Herbert J. Zeh III, M.D.
Dr Zeh is Chair of the Department of Surgery at UT Southwestern Medical Center and the Hall and Mary Lucile Shannon Distinguished Chair in Surgery.  A practicing surgeon for more than 20 years, Dr. Zeh is an internationally recognized leader in the field of translational research for Gi malignancies, focusing on pancreatic cancer.  Dr. Zeh earned his medical degree at the University of Pittsburgh School of Medicine. He completed his surgical residency and fellowship training in advanced gastrointestinal surgery and surgical oncology at The Johns Hopkins Hospital in Baltimore. Prior to joining UT Southwestern in 2018, Dr. Zeh served as the Watson Family Professor of Surgery at the University of Pittsburgh School of Medicine, chief of the Division of Gastrointestinal (GI) Surgical Oncology at the UPMC Hillman Cancer Center, co-director of the UPMC Pancreatic Cancer Center..  Dr. Zeh supervises a translational research lab focused on damage associated molecular pattern molecules (DAMPs), their role in cancer immuno-biology, and clinical approaches to targeting this pathway. Dr. Zeh has published six investigator initiated clinical research trials examining new regimens for the treatment of GI malignancies He is PI on and R01 examining autophagy inhibition in pancreatic cancer. The author of over 250 peer-reviewed manuscrits  Dr. Zeh is a member of professional organizations including the American Surgical Association, the American College of Surgeons, the American Society of Clinical Oncology, the Association of Academic Surgeons, the Society of Clinical Surgery, the Society of Surgical Oncology, and the Society of University Surgeons.

Regional Associate Editors

Asia/Far East
Toshiyoshi Fujiwara, Japan
Yong-Song Guan, China
Masa Tagawa, Japan
Chae-Ok Yun, Korea

Farzin Farzaneh, UK

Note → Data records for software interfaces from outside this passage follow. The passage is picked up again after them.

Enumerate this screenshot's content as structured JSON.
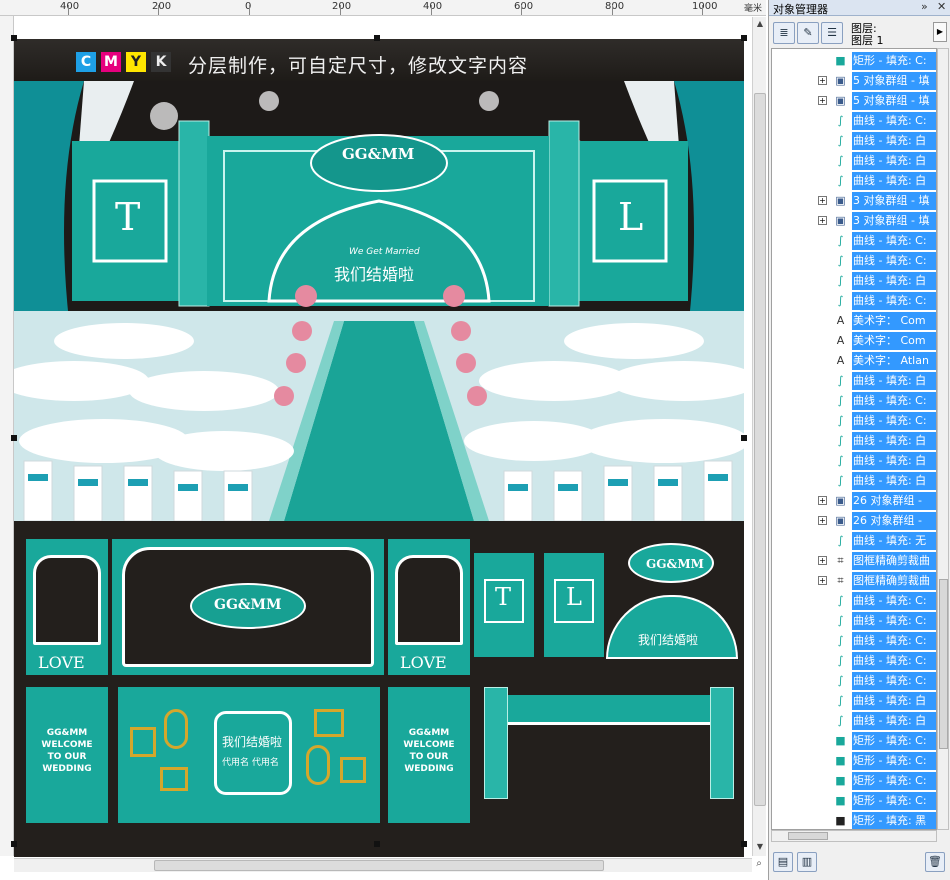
{
  "ruler": {
    "labels": [
      "400",
      "200",
      "0",
      "200",
      "400",
      "600",
      "800",
      "1000"
    ],
    "unit": "毫米"
  },
  "design": {
    "cmyk_letters": [
      "C",
      "M",
      "Y",
      "K"
    ],
    "cmyk_colors": [
      "#1ea0e6",
      "#e6007e",
      "#ffe600",
      "#333333"
    ],
    "banner_text": "分层制作，可自定尺寸，修改文字内容",
    "monogram": "GG&MM",
    "letter_left": "T",
    "letter_right": "L",
    "married_text": "我们结婚啦",
    "married_script": "We Get Married",
    "love_text": "LOVE",
    "welcome_text": "GG&MM WELCOME TO OUR WEDDING",
    "names_text": "代用名  代用名",
    "colors": {
      "teal": "#19a89b",
      "teal_dark": "#0e7f80",
      "stage_bg": "#231f1c",
      "selection": "#3399ff"
    }
  },
  "panel": {
    "title": "对象管理器",
    "layer_header_1": "图层:",
    "layer_header_2": "图层 1",
    "rows": [
      {
        "expand": false,
        "icon": "rect",
        "text": "矩形 - 填充: C:"
      },
      {
        "expand": true,
        "icon": "group",
        "text": "5 对象群组 - 填"
      },
      {
        "expand": true,
        "icon": "group",
        "text": "5 对象群组 - 填"
      },
      {
        "expand": false,
        "icon": "curve",
        "text": "曲线 - 填充: C:"
      },
      {
        "expand": false,
        "icon": "curve",
        "text": "曲线 - 填充: 白"
      },
      {
        "expand": false,
        "icon": "curve",
        "text": "曲线 - 填充: 白"
      },
      {
        "expand": false,
        "icon": "curve",
        "text": "曲线 - 填充: 白"
      },
      {
        "expand": true,
        "icon": "group",
        "text": "3 对象群组 - 填"
      },
      {
        "expand": true,
        "icon": "group",
        "text": "3 对象群组 - 填"
      },
      {
        "expand": false,
        "icon": "curve",
        "text": "曲线 - 填充: C:"
      },
      {
        "expand": false,
        "icon": "curve",
        "text": "曲线 - 填充: C:"
      },
      {
        "expand": false,
        "icon": "curve",
        "text": "曲线 - 填充: 白"
      },
      {
        "expand": false,
        "icon": "curve",
        "text": "曲线 - 填充: C:"
      },
      {
        "expand": false,
        "icon": "text",
        "text": "美术字： Com"
      },
      {
        "expand": false,
        "icon": "text",
        "text": "美术字： Com"
      },
      {
        "expand": false,
        "icon": "text",
        "text": "美术字： Atlan"
      },
      {
        "expand": false,
        "icon": "curve",
        "text": "曲线 - 填充: 白"
      },
      {
        "expand": false,
        "icon": "curve",
        "text": "曲线 - 填充: C:"
      },
      {
        "expand": false,
        "icon": "curve",
        "text": "曲线 - 填充: C:"
      },
      {
        "expand": false,
        "icon": "curve",
        "text": "曲线 - 填充: 白"
      },
      {
        "expand": false,
        "icon": "curve",
        "text": "曲线 - 填充: 白"
      },
      {
        "expand": false,
        "icon": "curve",
        "text": "曲线 - 填充: 白"
      },
      {
        "expand": true,
        "icon": "group",
        "text": "26 对象群组 -"
      },
      {
        "expand": true,
        "icon": "group",
        "text": "26 对象群组 -"
      },
      {
        "expand": false,
        "icon": "curve",
        "text": "曲线 - 填充: 无"
      },
      {
        "expand": true,
        "icon": "clip",
        "text": "图框精确剪裁曲"
      },
      {
        "expand": true,
        "icon": "clip",
        "text": "图框精确剪裁曲"
      },
      {
        "expand": false,
        "icon": "curve",
        "text": "曲线 - 填充: C:"
      },
      {
        "expand": false,
        "icon": "curve",
        "text": "曲线 - 填充: C:"
      },
      {
        "expand": false,
        "icon": "curve",
        "text": "曲线 - 填充: C:"
      },
      {
        "expand": false,
        "icon": "curve",
        "text": "曲线 - 填充: C:"
      },
      {
        "expand": false,
        "icon": "curve",
        "text": "曲线 - 填充: C:"
      },
      {
        "expand": false,
        "icon": "curve",
        "text": "曲线 - 填充: 白"
      },
      {
        "expand": false,
        "icon": "curve",
        "text": "曲线 - 填充: 白"
      },
      {
        "expand": false,
        "icon": "rect",
        "text": "矩形 - 填充: C:"
      },
      {
        "expand": false,
        "icon": "rect",
        "text": "矩形 - 填充: C:"
      },
      {
        "expand": false,
        "icon": "rect",
        "text": "矩形 - 填充: C:"
      },
      {
        "expand": false,
        "icon": "rect",
        "text": "矩形 - 填充: C:"
      },
      {
        "expand": false,
        "icon": "rect-black",
        "text": "矩形 - 填充: 黑"
      }
    ]
  }
}
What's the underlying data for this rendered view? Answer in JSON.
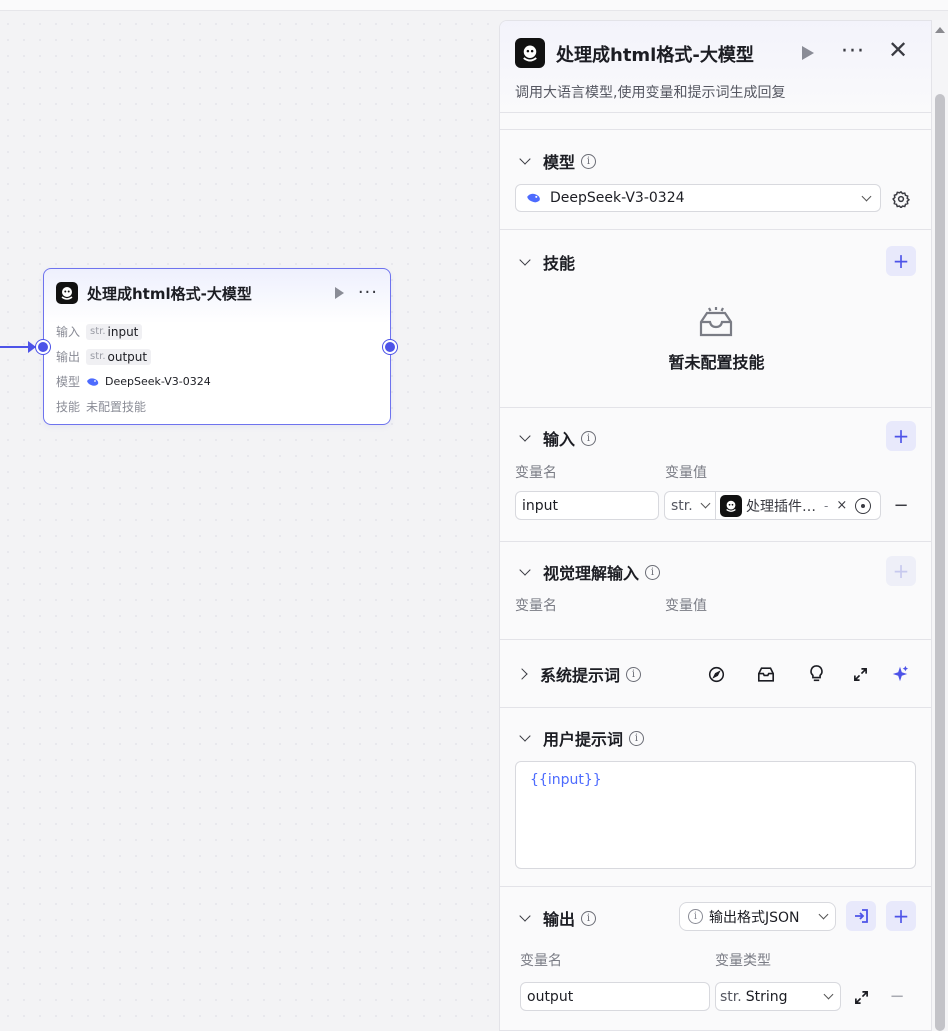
{
  "colors": {
    "accent": "#4d53e8",
    "edge": "#4d53e8"
  },
  "node": {
    "title": "处理成html格式-大模型",
    "rows": {
      "input_label": "输入",
      "input_type": "str.",
      "input_value": "input",
      "output_label": "输出",
      "output_type": "str.",
      "output_value": "output",
      "model_label": "模型",
      "model_value": "DeepSeek-V3-0324",
      "skill_label": "技能",
      "skill_value": "未配置技能"
    }
  },
  "panel": {
    "title": "处理成html格式-大模型",
    "description": "调用大语言模型,使用变量和提示词生成回复",
    "model": {
      "label": "模型",
      "selected": "DeepSeek-V3-0324"
    },
    "skills": {
      "label": "技能",
      "empty_text": "暂未配置技能"
    },
    "input": {
      "label": "输入",
      "col_name": "变量名",
      "col_value": "变量值",
      "var_name": "input",
      "type": "str.",
      "ref_text": "处理插件…",
      "ref_sep": "-"
    },
    "vision_input": {
      "label": "视觉理解输入",
      "col_name": "变量名",
      "col_value": "变量值"
    },
    "system_prompt": {
      "label": "系统提示词"
    },
    "user_prompt": {
      "label": "用户提示词",
      "content": "{{input}}"
    },
    "output": {
      "label": "输出",
      "format": "输出格式JSON",
      "col_name": "变量名",
      "col_type": "变量类型",
      "var_name": "output",
      "type_prefix": "str.",
      "type": "String"
    }
  }
}
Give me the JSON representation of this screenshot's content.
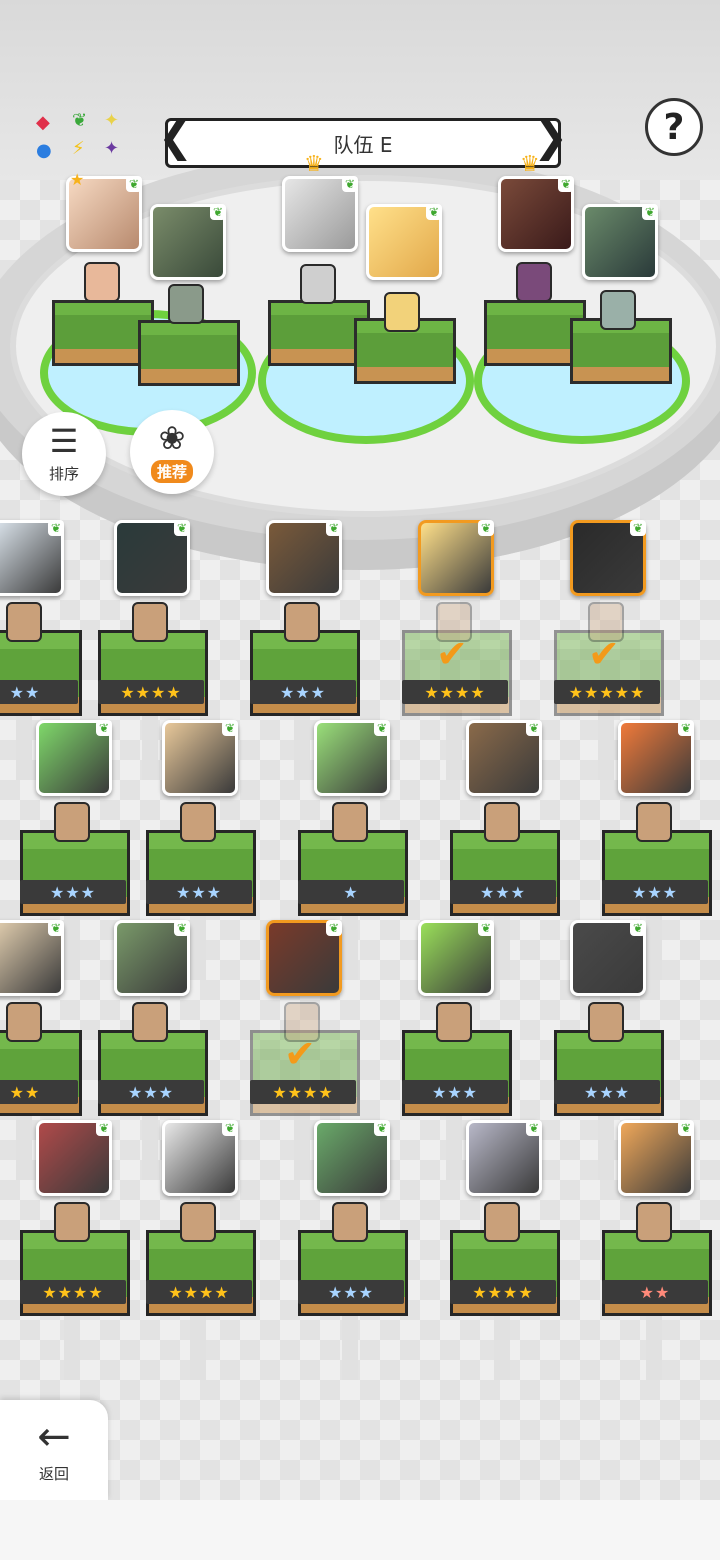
{
  "header": {
    "team_name": "队伍 E",
    "prev_icon": "chevron-left-icon",
    "next_icon": "chevron-right-icon",
    "help_label": "?"
  },
  "elements_legend": {
    "fire": "◆",
    "grass": "❦",
    "light": "✦",
    "water": "●",
    "thunder": "⚡",
    "dark": "✦"
  },
  "side_buttons": {
    "sort_label": "排序",
    "recommend_label": "推荐"
  },
  "back": {
    "label": "返回"
  },
  "roster_rows": [
    [
      {
        "stars": "★★",
        "tone": "silver",
        "selected": false
      },
      {
        "stars": "★★★★",
        "tone": "gold",
        "selected": false
      },
      {
        "stars": "★★★",
        "tone": "silver",
        "selected": false
      },
      {
        "stars": "★★★★",
        "tone": "gold",
        "selected": true
      },
      {
        "stars": "★★★★★",
        "tone": "gold",
        "selected": true
      }
    ],
    [
      {
        "stars": "★★★",
        "tone": "silver",
        "selected": false
      },
      {
        "stars": "★★★",
        "tone": "silver",
        "selected": false
      },
      {
        "stars": "★",
        "tone": "silver",
        "selected": false
      },
      {
        "stars": "★★★",
        "tone": "silver",
        "selected": false
      },
      {
        "stars": "★★★",
        "tone": "silver",
        "selected": false
      }
    ],
    [
      {
        "stars": "★★",
        "tone": "gold",
        "selected": false
      },
      {
        "stars": "★★★",
        "tone": "silver",
        "selected": false
      },
      {
        "stars": "★★★★",
        "tone": "gold",
        "selected": true
      },
      {
        "stars": "★★★",
        "tone": "silver",
        "selected": false
      },
      {
        "stars": "★★★",
        "tone": "silver",
        "selected": false
      }
    ],
    [
      {
        "stars": "★★★★",
        "tone": "gold",
        "selected": false
      },
      {
        "stars": "★★★★",
        "tone": "gold",
        "selected": false
      },
      {
        "stars": "★★★",
        "tone": "silver",
        "selected": false
      },
      {
        "stars": "★★★★",
        "tone": "gold",
        "selected": false
      },
      {
        "stars": "★★",
        "tone": "red",
        "selected": false
      }
    ]
  ]
}
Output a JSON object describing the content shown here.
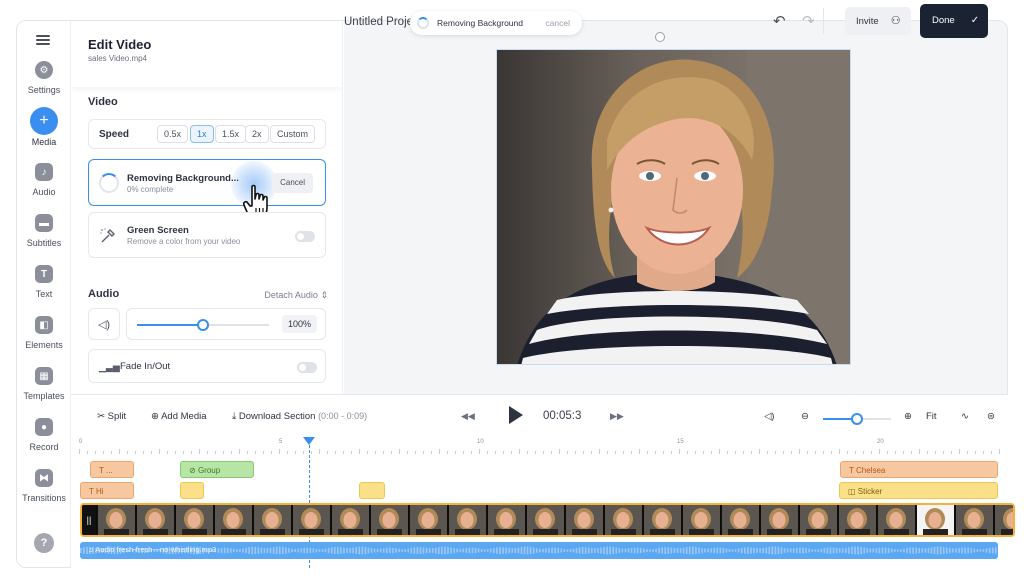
{
  "rail": {
    "items": [
      {
        "label": "Settings",
        "icon": "gear-icon"
      },
      {
        "label": "Media",
        "icon": "plus-icon",
        "active": true
      },
      {
        "label": "Audio",
        "icon": "music-note-icon"
      },
      {
        "label": "Subtitles",
        "icon": "subtitles-icon"
      },
      {
        "label": "Text",
        "icon": "text-icon"
      },
      {
        "label": "Elements",
        "icon": "elements-icon"
      },
      {
        "label": "Templates",
        "icon": "templates-icon"
      },
      {
        "label": "Record",
        "icon": "record-icon"
      },
      {
        "label": "Transitions",
        "icon": "transitions-icon"
      }
    ],
    "help": "?"
  },
  "panel": {
    "title": "Edit Video",
    "filename": "sales Video.mp4",
    "video_section": "Video",
    "speed": {
      "label": "Speed",
      "options": [
        "0.5x",
        "1x",
        "1.5x",
        "2x",
        "Custom"
      ],
      "selected": "1x"
    },
    "remove_bg": {
      "title": "Removing Background...",
      "progress": "0% complete",
      "cancel": "Cancel"
    },
    "green_screen": {
      "title": "Green Screen",
      "subtitle": "Remove a color from your video",
      "enabled": false
    },
    "audio_section": "Audio",
    "detach_audio": "Detach Audio",
    "volume": {
      "value_label": "100%",
      "level": 0.5
    },
    "fade": {
      "label": "Fade In/Out",
      "enabled": false
    }
  },
  "topbar": {
    "project_title": "Untitled Proje",
    "toast": {
      "text": "Removing Background",
      "cancel": "cancel"
    },
    "invite": "Invite",
    "done": "Done"
  },
  "timeline": {
    "split": "Split",
    "add_media": "Add Media",
    "download": "Download Section",
    "download_range": "(0:00 - 0:09)",
    "timecode": "00:05:3",
    "fit": "Fit",
    "zoom_level": 0.5,
    "ruler_labels": [
      "0",
      "5",
      "10",
      "15",
      "20"
    ],
    "clips_row1": [
      {
        "label": "T ...",
        "kind": "text"
      },
      {
        "label": "Group",
        "kind": "group"
      },
      {
        "label": "Chelsea",
        "kind": "text"
      }
    ],
    "clips_row2": [
      {
        "label": "Hi",
        "kind": "text"
      },
      {
        "label": "",
        "kind": "yellow"
      },
      {
        "label": "",
        "kind": "yellow"
      },
      {
        "label": "Sticker",
        "kind": "yellow"
      }
    ],
    "audio_file": "Audio fresh-fresh---no-whistling.mp3"
  },
  "colors": {
    "accent": "#3a8ef0",
    "done_bg": "#1b2333",
    "text_clip": "#f7c8a0",
    "group_clip": "#b6e5a6",
    "sticker_clip": "#fbe08a",
    "audio_track": "#5ba7f2",
    "video_border": "#f5b23a"
  }
}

North & South America
C Estuardo Aguilar-Cordova, US
Michael M Gottesman, US
Daolin Tang, US

Editors Emeritus

Robert E Sobol, US
Kevin J Scanlon, US